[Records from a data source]

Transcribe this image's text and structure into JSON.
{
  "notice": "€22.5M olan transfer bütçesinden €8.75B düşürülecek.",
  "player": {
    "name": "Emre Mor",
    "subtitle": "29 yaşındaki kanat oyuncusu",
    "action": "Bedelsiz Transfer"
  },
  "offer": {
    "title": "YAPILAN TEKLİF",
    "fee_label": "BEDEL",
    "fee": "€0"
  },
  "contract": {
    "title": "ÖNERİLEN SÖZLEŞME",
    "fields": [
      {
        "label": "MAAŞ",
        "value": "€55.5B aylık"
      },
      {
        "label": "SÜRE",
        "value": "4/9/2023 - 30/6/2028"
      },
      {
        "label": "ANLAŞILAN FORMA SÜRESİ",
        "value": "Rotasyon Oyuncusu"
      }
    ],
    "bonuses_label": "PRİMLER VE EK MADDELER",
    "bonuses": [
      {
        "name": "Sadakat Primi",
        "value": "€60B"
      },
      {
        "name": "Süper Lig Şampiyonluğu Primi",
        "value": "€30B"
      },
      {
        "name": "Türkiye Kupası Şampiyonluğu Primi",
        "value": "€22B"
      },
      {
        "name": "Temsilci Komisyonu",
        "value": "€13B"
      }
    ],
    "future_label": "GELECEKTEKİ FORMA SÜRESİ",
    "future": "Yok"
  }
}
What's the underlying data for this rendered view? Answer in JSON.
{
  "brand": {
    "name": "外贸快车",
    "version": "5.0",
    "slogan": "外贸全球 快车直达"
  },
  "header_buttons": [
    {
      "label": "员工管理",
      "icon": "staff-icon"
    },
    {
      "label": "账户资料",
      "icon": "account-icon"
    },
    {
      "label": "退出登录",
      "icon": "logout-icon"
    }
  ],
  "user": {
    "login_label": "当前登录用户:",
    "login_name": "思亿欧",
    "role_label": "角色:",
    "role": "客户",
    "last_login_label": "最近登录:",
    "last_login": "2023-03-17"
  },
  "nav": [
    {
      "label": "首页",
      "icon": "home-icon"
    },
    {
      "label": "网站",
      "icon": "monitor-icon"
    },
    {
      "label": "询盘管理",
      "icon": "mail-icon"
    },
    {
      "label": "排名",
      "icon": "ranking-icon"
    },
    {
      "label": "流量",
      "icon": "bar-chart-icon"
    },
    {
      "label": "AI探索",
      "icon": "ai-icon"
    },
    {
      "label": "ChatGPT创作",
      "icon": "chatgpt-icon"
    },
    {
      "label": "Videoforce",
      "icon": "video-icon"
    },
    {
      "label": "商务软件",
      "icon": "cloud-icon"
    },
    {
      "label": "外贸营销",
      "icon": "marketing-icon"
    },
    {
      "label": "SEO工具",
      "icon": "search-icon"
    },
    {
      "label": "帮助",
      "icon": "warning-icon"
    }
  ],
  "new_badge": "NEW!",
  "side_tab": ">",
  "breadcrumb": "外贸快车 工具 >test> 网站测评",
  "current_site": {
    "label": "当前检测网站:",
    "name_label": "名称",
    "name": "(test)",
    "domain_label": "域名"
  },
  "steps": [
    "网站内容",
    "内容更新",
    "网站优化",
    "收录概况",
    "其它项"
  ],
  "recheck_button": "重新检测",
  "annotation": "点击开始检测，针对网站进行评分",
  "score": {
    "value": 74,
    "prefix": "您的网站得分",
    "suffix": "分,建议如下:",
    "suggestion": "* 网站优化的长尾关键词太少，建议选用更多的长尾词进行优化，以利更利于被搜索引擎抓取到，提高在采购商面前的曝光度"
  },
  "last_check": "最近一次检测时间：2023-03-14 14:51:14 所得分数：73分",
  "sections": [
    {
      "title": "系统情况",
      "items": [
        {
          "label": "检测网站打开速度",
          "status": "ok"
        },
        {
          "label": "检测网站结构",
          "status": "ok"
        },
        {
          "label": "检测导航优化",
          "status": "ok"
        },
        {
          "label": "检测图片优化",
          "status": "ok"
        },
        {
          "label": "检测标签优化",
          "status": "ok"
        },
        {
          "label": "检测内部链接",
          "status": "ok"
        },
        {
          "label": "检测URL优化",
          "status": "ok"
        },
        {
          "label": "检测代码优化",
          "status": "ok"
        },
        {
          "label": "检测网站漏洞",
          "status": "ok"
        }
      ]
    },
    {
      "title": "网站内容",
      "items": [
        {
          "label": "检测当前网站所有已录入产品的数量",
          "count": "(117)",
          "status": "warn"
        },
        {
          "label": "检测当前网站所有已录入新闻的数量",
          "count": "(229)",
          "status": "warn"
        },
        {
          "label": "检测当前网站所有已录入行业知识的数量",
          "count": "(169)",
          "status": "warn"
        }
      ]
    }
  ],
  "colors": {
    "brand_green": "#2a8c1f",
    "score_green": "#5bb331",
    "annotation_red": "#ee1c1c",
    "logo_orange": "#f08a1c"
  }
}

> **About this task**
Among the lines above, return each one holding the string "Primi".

> **Answer space**
        "name": "Sadakat Primi",
        "name": "Süper Lig Şampiyonluğu Primi",
        "name": "Türkiye Kupası Şampiyonluğu Primi",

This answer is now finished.